What you should do> Output all of the data below exactly as given.

____________________

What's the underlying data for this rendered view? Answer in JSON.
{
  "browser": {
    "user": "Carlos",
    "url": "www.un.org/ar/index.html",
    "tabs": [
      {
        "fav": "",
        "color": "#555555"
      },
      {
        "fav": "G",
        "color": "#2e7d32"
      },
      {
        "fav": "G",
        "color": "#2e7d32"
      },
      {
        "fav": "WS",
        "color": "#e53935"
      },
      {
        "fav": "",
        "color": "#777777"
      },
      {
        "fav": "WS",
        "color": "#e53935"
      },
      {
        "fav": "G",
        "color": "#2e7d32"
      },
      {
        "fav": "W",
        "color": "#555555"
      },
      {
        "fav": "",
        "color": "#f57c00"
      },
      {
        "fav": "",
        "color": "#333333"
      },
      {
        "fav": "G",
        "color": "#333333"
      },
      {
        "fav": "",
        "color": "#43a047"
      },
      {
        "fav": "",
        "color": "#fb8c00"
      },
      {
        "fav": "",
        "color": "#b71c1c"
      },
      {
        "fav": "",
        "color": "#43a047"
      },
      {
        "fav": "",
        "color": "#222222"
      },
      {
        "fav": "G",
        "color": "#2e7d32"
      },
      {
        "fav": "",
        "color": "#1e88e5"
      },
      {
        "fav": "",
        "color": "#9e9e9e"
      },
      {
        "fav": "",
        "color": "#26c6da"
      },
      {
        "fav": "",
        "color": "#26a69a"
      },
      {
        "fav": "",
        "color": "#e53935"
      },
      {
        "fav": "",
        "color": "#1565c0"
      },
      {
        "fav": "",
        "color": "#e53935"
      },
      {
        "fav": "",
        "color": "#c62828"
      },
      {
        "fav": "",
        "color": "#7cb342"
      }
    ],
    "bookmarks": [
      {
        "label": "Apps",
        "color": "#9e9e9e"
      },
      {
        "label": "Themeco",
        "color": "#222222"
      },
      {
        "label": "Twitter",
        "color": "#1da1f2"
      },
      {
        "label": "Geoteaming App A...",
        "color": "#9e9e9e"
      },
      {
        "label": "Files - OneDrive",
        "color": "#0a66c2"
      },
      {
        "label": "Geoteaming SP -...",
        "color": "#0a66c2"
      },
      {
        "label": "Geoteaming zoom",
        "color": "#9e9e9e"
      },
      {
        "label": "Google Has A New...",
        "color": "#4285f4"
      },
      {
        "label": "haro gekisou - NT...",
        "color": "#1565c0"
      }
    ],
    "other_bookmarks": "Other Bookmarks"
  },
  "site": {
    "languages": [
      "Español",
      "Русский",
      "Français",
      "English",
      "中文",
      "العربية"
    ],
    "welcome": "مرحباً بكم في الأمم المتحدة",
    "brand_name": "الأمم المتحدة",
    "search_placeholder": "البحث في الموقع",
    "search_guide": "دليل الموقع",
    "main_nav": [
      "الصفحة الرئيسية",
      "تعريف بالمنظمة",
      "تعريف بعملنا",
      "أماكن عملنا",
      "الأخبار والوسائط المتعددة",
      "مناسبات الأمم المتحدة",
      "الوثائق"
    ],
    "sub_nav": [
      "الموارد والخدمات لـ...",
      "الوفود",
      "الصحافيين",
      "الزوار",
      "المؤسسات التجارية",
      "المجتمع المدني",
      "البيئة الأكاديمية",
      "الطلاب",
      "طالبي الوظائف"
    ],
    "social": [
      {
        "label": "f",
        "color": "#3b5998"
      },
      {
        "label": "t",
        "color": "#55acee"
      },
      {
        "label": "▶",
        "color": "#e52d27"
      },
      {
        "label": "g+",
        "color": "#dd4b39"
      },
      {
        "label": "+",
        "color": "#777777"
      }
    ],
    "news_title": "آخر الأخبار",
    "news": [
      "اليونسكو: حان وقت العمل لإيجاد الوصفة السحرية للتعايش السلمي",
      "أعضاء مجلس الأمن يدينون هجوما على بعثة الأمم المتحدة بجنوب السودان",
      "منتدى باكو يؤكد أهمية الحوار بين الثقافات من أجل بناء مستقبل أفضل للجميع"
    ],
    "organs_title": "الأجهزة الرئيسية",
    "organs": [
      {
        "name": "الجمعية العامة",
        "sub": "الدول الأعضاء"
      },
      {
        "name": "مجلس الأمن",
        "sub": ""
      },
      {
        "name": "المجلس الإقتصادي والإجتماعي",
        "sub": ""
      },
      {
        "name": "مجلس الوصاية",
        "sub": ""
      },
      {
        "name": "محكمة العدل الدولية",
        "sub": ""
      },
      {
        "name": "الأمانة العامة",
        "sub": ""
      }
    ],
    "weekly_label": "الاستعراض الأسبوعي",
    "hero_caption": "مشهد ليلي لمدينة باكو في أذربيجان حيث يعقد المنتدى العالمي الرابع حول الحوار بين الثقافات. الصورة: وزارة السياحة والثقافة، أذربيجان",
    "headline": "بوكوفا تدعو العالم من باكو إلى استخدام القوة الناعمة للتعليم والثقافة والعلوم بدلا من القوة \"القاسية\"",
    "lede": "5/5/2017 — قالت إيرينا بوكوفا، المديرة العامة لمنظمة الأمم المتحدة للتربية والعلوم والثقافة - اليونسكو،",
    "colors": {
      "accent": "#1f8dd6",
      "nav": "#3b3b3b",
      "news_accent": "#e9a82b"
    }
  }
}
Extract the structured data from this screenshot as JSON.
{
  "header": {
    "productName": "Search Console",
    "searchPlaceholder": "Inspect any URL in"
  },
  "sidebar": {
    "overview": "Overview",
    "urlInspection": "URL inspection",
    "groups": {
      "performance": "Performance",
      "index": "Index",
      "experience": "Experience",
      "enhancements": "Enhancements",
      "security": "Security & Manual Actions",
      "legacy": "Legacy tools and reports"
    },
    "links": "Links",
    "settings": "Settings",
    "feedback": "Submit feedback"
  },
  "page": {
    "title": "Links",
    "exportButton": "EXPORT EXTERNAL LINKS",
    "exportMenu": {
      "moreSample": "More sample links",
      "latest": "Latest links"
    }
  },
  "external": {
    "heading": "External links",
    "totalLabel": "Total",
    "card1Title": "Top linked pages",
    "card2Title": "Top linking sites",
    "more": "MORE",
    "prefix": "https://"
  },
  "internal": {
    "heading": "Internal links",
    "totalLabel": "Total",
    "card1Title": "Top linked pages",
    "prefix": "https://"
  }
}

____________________

Response area>
What's the underlying data for this rendered view? Answer in JSON.
{
  "browser": {
    "user": "Carlos",
    "url": "www.un.org/ar/index.html",
    "tabs": [
      {
        "fav": "",
        "color": "#555555"
      },
      {
        "fav": "G",
        "color": "#2e7d32"
      },
      {
        "fav": "G",
        "color": "#2e7d32"
      },
      {
        "fav": "WS",
        "color": "#e53935"
      },
      {
        "fav": "",
        "color": "#777777"
      },
      {
        "fav": "WS",
        "color": "#e53935"
      },
      {
        "fav": "G",
        "color": "#2e7d32"
      },
      {
        "fav": "W",
        "color": "#555555"
      },
      {
        "fav": "",
        "color": "#f57c00"
      },
      {
        "fav": "",
        "color": "#333333"
      },
      {
        "fav": "G",
        "color": "#333333"
      },
      {
        "fav": "",
        "color": "#43a047"
      },
      {
        "fav": "",
        "color": "#fb8c00"
      },
      {
        "fav": "",
        "color": "#b71c1c"
      },
      {
        "fav": "",
        "color": "#43a047"
      },
      {
        "fav": "",
        "color": "#222222"
      },
      {
        "fav": "G",
        "color": "#2e7d32"
      },
      {
        "fav": "",
        "color": "#1e88e5"
      },
      {
        "fav": "",
        "color": "#9e9e9e"
      },
      {
        "fav": "",
        "color": "#26c6da"
      },
      {
        "fav": "",
        "color": "#26a69a"
      },
      {
        "fav": "",
        "color": "#e53935"
      },
      {
        "fav": "",
        "color": "#1565c0"
      },
      {
        "fav": "",
        "color": "#e53935"
      },
      {
        "fav": "",
        "color": "#c62828"
      },
      {
        "fav": "",
        "color": "#7cb342"
      }
    ],
    "bookmarks": [
      {
        "label": "Apps",
        "color": "#9e9e9e"
      },
      {
        "label": "Themeco",
        "color": "#222222"
      },
      {
        "label": "Twitter",
        "color": "#1da1f2"
      },
      {
        "label": "Geoteaming App A...",
        "color": "#9e9e9e"
      },
      {
        "label": "Files - OneDrive",
        "color": "#0a66c2"
      },
      {
        "label": "Geoteaming SP -...",
        "color": "#0a66c2"
      },
      {
        "label": "Geoteaming zoom",
        "color": "#9e9e9e"
      },
      {
        "label": "Google Has A New...",
        "color": "#4285f4"
      },
      {
        "label": "haro gekisou - NT...",
        "color": "#1565c0"
      }
    ],
    "other_bookmarks": "Other Bookmarks"
  },
  "site": {
    "languages": [
      "Español",
      "Русский",
      "Français",
      "English",
      "中文",
      "العربية"
    ],
    "welcome": "مرحباً بكم في الأمم المتحدة",
    "brand_name": "الأمم المتحدة",
    "search_placeholder": "البحث في الموقع",
    "search_guide": "دليل الموقع",
    "main_nav": [
      "الصفحة الرئيسية",
      "تعريف بالمنظمة",
      "تعريف بعملنا",
      "أماكن عملنا",
      "الأخبار والوسائط المتعددة",
      "مناسبات الأمم المتحدة",
      "الوثائق"
    ],
    "sub_nav": [
      "الموارد والخدمات لـ...",
      "الوفود",
      "الصحافيين",
      "الزوار",
      "المؤسسات التجارية",
      "المجتمع المدني",
      "البيئة الأكاديمية",
      "الطلاب",
      "طالبي الوظائف"
    ],
    "social": [
      {
        "label": "f",
        "color": "#3b5998"
      },
      {
        "label": "t",
        "color": "#55acee"
      },
      {
        "label": "▶",
        "color": "#e52d27"
      },
      {
        "label": "g+",
        "color": "#dd4b39"
      },
      {
        "label": "+",
        "color": "#777777"
      }
    ],
    "news_title": "آخر الأخبار",
    "news": [
      "اليونسكو: حان وقت العمل لإيجاد الوصفة السحرية للتعايش السلمي",
      "أعضاء مجلس الأمن يدينون هجوما على بعثة الأمم المتحدة بجنوب السودان",
      "منتدى باكو يؤكد أهمية الحوار بين الثقافات من أجل بناء مستقبل أفضل للجميع"
    ],
    "organs_title": "الأجهزة الرئيسية",
    "organs": [
      {
        "name": "الجمعية العامة",
        "sub": "الدول الأعضاء"
      },
      {
        "name": "مجلس الأمن",
        "sub": ""
      },
      {
        "name": "المجلس الإقتصادي والإجتماعي",
        "sub": ""
      },
      {
        "name": "مجلس الوصاية",
        "sub": ""
      },
      {
        "name": "محكمة العدل الدولية",
        "sub": ""
      },
      {
        "name": "الأمانة العامة",
        "sub": ""
      }
    ],
    "weekly_label": "الاستعراض الأسبوعي",
    "hero_caption": "مشهد ليلي لمدينة باكو في أذربيجان حيث يعقد المنتدى العالمي الرابع حول الحوار بين الثقافات. الصورة: وزارة السياحة والثقافة، أذربيجان",
    "headline": "بوكوفا تدعو العالم من باكو إلى استخدام القوة الناعمة للتعليم والثقافة والعلوم بدلا من القوة \"القاسية\"",
    "lede": "5/5/2017 — قالت إيرينا بوكوفا، المديرة العامة لمنظمة الأمم المتحدة للتربية والعلوم والثقافة - اليونسكو،",
    "colors": {
      "accent": "#1f8dd6",
      "nav": "#3b3b3b",
      "news_accent": "#e9a82b"
    }
  }
}
Extract the structured data from this screenshot as JSON.
{
  "header": {
    "productName": "Search Console",
    "searchPlaceholder": "Inspect any URL in"
  },
  "sidebar": {
    "overview": "Overview",
    "urlInspection": "URL inspection",
    "groups": {
      "performance": "Performance",
      "index": "Index",
      "experience": "Experience",
      "enhancements": "Enhancements",
      "security": "Security & Manual Actions",
      "legacy": "Legacy tools and reports"
    },
    "links": "Links",
    "settings": "Settings",
    "feedback": "Submit feedback"
  },
  "page": {
    "title": "Links",
    "exportButton": "EXPORT EXTERNAL LINKS",
    "exportMenu": {
      "moreSample": "More sample links",
      "latest": "Latest links"
    }
  },
  "external": {
    "heading": "External links",
    "totalLabel": "Total",
    "card1Title": "Top linked pages",
    "card2Title": "Top linking sites",
    "more": "MORE",
    "prefix": "https://"
  },
  "internal": {
    "heading": "Internal links",
    "totalLabel": "Total",
    "card1Title": "Top linked pages",
    "prefix": "https://"
  }
}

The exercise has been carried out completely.